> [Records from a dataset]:
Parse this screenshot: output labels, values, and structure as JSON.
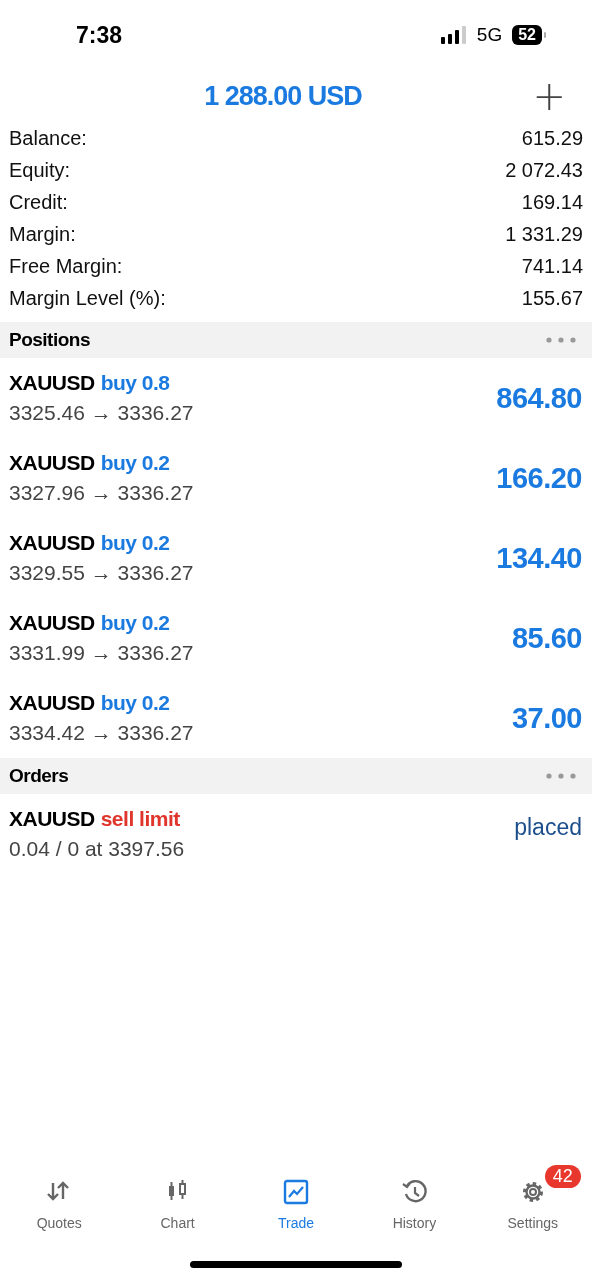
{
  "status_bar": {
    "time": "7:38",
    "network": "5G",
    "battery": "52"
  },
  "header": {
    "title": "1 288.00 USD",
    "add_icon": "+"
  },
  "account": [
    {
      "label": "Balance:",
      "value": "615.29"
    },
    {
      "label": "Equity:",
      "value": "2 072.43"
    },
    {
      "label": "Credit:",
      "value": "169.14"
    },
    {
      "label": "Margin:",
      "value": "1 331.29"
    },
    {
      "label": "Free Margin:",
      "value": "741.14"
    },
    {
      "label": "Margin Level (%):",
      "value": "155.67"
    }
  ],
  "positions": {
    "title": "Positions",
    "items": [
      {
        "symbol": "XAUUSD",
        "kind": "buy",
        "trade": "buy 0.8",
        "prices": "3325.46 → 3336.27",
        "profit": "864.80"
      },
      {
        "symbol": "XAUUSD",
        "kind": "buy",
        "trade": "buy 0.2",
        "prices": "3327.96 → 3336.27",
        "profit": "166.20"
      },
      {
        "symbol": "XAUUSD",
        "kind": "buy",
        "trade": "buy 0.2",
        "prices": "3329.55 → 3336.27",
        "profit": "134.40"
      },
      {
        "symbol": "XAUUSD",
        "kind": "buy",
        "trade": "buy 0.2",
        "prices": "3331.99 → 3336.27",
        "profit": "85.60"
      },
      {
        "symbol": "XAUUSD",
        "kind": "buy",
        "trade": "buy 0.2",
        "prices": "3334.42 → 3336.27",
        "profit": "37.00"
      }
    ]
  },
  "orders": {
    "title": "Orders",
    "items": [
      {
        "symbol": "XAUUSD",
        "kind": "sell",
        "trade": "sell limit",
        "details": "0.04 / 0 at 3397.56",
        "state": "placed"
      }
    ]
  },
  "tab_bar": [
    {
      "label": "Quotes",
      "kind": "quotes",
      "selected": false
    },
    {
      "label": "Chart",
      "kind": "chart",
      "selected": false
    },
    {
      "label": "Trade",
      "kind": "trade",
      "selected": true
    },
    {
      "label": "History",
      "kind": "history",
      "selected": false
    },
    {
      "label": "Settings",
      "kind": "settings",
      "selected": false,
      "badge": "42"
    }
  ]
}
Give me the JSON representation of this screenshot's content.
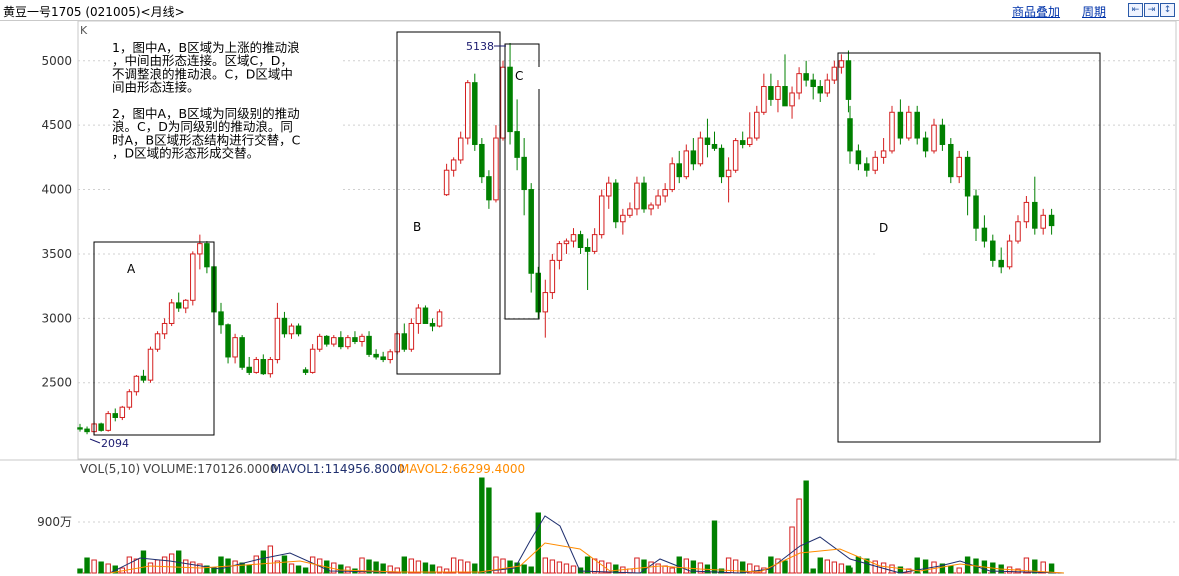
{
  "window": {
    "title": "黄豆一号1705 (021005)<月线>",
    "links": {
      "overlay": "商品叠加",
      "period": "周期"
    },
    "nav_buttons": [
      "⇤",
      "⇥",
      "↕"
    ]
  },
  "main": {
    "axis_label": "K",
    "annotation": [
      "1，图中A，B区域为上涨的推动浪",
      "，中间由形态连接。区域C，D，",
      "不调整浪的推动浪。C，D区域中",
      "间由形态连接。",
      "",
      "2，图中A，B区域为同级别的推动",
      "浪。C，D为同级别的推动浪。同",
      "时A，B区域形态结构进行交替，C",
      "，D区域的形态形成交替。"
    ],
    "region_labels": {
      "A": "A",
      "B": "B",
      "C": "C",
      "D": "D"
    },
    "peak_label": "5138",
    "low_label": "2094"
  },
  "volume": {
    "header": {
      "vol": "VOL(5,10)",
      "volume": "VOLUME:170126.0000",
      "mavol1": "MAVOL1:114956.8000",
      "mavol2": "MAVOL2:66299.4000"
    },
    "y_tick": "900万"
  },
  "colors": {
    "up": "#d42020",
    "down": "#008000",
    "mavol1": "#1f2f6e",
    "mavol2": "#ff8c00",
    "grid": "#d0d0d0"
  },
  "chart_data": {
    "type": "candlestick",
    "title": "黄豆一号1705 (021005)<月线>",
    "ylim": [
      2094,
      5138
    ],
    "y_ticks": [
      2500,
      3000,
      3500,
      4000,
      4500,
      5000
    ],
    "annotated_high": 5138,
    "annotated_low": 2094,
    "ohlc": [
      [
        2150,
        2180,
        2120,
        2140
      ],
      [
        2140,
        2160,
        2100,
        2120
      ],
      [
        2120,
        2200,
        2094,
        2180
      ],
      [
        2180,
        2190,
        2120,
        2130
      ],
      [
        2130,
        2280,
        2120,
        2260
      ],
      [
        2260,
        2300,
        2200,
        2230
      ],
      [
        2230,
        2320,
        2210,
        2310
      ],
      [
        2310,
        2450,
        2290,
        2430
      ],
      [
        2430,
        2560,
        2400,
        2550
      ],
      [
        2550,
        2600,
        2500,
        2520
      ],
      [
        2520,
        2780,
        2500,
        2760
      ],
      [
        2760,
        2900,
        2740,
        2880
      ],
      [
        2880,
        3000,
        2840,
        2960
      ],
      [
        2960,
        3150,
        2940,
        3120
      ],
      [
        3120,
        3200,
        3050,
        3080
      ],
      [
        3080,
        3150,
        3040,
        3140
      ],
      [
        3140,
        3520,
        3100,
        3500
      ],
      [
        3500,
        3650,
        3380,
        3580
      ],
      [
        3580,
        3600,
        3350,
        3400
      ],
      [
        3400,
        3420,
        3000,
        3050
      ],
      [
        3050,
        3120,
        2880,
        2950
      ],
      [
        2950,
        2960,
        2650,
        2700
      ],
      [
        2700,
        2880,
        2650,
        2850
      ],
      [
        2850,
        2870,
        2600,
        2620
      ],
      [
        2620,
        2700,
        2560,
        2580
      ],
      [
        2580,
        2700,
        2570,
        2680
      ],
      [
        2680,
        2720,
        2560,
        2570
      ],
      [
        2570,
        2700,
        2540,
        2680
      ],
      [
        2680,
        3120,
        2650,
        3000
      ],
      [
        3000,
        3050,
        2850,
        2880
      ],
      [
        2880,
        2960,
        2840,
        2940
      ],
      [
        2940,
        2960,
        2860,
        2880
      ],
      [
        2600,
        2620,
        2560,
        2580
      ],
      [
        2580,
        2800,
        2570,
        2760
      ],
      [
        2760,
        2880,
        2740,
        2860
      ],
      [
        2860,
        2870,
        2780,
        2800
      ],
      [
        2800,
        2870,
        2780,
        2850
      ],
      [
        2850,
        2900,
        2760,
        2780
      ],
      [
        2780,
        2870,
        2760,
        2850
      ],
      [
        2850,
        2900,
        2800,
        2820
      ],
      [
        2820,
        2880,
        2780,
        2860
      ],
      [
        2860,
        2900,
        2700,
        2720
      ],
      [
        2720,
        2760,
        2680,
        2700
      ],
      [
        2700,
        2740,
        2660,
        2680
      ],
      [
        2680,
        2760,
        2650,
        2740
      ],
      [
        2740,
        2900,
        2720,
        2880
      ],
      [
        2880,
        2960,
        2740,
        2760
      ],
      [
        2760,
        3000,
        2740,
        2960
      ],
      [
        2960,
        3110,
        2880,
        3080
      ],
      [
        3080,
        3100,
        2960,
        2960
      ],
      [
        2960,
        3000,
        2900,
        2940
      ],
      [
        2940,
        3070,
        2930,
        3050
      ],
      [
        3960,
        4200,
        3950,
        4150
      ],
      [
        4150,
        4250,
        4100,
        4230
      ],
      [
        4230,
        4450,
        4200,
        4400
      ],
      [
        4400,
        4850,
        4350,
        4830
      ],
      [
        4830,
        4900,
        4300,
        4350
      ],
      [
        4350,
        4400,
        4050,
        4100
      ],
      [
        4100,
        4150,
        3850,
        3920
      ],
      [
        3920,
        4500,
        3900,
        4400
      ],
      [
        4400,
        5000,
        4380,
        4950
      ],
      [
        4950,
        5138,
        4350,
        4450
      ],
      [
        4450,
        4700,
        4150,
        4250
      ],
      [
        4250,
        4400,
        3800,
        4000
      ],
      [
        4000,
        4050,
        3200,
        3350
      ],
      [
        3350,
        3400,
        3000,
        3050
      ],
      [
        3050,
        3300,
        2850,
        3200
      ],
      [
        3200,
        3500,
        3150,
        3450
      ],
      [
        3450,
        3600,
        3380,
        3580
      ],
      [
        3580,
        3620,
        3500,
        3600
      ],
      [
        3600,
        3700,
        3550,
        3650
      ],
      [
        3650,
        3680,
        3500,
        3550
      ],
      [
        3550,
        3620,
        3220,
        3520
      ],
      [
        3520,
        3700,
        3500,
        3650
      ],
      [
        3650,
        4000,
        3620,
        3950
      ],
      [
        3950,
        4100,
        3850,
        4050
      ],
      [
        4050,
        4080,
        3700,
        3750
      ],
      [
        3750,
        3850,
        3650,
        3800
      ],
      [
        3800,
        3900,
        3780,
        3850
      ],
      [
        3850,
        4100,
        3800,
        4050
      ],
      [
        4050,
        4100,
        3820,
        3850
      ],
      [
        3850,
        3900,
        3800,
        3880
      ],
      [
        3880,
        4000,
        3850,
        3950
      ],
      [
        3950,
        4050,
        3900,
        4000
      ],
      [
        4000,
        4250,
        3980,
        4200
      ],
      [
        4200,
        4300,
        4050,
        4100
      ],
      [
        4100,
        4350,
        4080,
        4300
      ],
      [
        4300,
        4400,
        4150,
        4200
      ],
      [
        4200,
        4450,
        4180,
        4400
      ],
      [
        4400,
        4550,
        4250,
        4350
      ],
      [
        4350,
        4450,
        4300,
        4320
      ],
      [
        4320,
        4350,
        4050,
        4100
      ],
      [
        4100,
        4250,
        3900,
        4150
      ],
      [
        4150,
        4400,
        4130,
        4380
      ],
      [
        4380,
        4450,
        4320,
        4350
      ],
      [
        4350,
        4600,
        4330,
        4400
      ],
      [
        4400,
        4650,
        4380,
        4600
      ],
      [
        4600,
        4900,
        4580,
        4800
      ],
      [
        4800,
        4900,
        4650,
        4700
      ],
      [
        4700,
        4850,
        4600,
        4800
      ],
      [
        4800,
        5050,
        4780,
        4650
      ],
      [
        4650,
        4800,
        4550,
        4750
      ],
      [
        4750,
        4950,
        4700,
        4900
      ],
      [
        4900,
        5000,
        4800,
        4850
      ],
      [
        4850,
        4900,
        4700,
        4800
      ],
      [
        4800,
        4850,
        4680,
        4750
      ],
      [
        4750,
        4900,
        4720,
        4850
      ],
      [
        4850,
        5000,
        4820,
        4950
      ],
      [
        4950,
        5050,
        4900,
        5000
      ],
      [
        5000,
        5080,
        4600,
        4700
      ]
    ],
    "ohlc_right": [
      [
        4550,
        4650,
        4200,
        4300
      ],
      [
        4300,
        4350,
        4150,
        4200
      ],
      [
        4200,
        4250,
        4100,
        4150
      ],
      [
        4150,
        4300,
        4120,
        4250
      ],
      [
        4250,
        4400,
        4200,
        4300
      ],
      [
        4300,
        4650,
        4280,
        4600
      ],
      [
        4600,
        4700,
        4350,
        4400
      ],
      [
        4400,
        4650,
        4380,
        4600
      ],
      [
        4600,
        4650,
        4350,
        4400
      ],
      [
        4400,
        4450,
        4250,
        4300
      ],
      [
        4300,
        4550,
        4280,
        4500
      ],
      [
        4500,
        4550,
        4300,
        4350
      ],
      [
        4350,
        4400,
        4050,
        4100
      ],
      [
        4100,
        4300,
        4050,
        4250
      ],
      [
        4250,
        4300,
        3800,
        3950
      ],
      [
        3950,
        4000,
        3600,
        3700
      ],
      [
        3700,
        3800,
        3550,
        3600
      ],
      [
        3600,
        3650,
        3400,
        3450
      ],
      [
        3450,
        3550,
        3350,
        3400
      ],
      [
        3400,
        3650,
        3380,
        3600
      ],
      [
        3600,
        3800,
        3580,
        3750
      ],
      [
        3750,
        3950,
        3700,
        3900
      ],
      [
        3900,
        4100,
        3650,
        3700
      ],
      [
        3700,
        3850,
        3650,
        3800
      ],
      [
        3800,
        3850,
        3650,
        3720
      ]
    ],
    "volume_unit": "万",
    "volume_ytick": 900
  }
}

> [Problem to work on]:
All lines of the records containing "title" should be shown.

> [Answer space]:
    "title": "1 288.00 USD",
    "title": "Positions",
    "title": "Orders",
    "title": "黄豆一号1705 (021005)<月线>",
    "title": "黄豆一号1705 (021005)<月线>",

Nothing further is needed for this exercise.